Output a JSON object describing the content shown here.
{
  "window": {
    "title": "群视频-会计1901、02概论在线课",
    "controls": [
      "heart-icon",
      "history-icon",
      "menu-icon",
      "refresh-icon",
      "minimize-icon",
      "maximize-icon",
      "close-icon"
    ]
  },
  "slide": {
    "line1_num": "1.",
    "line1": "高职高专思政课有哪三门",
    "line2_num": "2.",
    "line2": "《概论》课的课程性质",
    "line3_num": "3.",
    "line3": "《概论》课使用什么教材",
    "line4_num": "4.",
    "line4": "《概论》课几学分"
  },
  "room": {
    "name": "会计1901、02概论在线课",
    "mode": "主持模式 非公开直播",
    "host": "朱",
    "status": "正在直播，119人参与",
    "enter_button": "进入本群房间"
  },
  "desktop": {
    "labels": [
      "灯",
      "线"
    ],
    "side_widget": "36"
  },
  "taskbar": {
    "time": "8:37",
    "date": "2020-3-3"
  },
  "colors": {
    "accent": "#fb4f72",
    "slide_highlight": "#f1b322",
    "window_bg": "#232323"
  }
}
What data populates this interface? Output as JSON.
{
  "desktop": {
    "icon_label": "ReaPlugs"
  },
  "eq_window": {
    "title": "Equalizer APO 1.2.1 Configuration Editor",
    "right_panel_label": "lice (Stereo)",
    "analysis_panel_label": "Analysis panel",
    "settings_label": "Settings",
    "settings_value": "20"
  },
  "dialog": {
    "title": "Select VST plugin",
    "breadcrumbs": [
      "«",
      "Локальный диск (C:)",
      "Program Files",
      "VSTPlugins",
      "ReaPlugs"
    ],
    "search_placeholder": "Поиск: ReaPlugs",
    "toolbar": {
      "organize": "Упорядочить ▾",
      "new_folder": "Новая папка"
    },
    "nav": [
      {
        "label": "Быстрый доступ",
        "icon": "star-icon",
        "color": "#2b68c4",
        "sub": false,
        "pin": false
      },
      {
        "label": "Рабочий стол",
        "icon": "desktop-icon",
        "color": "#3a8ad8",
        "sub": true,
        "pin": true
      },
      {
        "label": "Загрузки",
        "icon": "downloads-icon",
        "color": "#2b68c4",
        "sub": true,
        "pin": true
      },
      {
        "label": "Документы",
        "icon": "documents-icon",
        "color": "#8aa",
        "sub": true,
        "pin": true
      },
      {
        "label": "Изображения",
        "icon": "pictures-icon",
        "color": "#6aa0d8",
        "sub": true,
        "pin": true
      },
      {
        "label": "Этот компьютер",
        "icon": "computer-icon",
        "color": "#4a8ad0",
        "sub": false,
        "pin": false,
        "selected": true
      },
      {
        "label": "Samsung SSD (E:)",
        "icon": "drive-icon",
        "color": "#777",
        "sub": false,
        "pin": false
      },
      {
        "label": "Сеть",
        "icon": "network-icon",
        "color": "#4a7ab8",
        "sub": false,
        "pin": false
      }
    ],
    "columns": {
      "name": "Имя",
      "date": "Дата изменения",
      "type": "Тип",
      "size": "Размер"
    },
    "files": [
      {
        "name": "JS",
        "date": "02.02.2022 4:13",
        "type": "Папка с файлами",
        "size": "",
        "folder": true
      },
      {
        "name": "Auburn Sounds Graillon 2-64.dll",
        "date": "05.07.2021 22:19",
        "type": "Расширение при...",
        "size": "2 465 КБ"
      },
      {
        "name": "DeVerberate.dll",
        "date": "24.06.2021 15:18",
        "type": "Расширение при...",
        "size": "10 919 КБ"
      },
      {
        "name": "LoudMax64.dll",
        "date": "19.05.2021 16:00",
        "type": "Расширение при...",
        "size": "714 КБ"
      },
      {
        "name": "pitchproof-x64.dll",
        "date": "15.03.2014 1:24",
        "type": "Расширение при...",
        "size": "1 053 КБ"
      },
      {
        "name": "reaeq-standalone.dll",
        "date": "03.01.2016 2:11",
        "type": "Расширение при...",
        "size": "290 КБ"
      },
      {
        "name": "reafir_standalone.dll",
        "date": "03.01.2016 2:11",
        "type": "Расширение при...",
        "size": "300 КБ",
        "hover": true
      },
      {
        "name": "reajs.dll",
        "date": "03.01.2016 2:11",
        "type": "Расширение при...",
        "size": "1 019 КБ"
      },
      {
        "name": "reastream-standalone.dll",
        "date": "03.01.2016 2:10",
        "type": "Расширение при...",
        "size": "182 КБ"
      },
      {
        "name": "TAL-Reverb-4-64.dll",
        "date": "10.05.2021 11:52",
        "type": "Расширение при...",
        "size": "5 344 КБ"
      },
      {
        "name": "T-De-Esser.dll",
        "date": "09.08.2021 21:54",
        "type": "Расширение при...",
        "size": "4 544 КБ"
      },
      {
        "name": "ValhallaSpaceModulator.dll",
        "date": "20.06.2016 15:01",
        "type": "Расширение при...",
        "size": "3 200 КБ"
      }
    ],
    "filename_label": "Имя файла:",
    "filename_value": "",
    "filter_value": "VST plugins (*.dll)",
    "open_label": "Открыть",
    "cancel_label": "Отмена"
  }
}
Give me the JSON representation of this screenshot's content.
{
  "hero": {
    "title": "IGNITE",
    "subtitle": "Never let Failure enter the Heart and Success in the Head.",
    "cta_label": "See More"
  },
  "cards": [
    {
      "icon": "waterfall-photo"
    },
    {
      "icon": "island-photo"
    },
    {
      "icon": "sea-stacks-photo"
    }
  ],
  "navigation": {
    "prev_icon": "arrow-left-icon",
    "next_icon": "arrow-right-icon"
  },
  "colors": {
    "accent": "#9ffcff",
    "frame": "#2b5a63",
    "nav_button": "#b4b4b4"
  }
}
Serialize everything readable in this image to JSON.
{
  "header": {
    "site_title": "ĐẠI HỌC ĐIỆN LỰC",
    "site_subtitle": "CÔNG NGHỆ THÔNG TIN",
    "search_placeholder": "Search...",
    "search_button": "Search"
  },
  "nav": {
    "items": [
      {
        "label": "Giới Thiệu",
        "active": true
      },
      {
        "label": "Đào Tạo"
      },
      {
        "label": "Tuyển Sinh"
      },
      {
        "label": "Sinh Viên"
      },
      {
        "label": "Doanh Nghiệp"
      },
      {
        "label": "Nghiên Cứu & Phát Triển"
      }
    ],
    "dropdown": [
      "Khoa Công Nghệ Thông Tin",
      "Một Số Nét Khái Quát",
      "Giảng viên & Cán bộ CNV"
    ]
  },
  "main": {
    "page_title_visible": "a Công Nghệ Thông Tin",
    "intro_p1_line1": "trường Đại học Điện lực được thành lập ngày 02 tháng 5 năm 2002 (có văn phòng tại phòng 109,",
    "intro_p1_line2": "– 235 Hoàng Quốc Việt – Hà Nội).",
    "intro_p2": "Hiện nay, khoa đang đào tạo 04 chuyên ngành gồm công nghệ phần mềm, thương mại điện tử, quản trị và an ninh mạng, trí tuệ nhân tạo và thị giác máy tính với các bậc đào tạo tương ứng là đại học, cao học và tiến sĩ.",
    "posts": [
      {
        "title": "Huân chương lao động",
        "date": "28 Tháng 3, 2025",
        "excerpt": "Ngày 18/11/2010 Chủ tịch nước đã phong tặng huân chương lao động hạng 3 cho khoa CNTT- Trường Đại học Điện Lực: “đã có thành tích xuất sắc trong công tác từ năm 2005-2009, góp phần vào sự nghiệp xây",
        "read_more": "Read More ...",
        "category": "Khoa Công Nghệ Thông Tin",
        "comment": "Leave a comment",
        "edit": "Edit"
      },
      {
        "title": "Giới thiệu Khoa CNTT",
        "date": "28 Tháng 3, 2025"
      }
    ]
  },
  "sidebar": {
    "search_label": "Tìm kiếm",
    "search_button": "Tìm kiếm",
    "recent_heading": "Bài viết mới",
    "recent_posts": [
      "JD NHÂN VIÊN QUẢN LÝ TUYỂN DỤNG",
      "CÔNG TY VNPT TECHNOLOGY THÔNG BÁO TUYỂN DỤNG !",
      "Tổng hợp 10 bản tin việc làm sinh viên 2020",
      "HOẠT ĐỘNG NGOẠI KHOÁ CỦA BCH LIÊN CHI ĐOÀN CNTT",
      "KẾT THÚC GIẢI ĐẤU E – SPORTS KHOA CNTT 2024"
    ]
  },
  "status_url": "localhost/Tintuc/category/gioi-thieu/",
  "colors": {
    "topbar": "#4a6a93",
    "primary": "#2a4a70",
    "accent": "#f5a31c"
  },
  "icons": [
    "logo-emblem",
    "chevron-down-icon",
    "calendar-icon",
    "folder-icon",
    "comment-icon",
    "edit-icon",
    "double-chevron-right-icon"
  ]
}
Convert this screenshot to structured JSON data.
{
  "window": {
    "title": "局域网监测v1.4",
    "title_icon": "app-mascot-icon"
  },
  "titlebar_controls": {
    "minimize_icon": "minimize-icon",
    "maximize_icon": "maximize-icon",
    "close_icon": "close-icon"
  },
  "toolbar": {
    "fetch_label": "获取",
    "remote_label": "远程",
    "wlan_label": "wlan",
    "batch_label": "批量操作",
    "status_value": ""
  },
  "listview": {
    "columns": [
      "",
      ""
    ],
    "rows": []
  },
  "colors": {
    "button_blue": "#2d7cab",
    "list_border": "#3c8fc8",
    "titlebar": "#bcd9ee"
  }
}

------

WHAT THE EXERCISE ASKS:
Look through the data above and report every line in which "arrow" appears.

RESULT OF THE EXERCISE:
    "prev_icon": "arrow-left-icon",
    "next_icon": "arrow-right-icon"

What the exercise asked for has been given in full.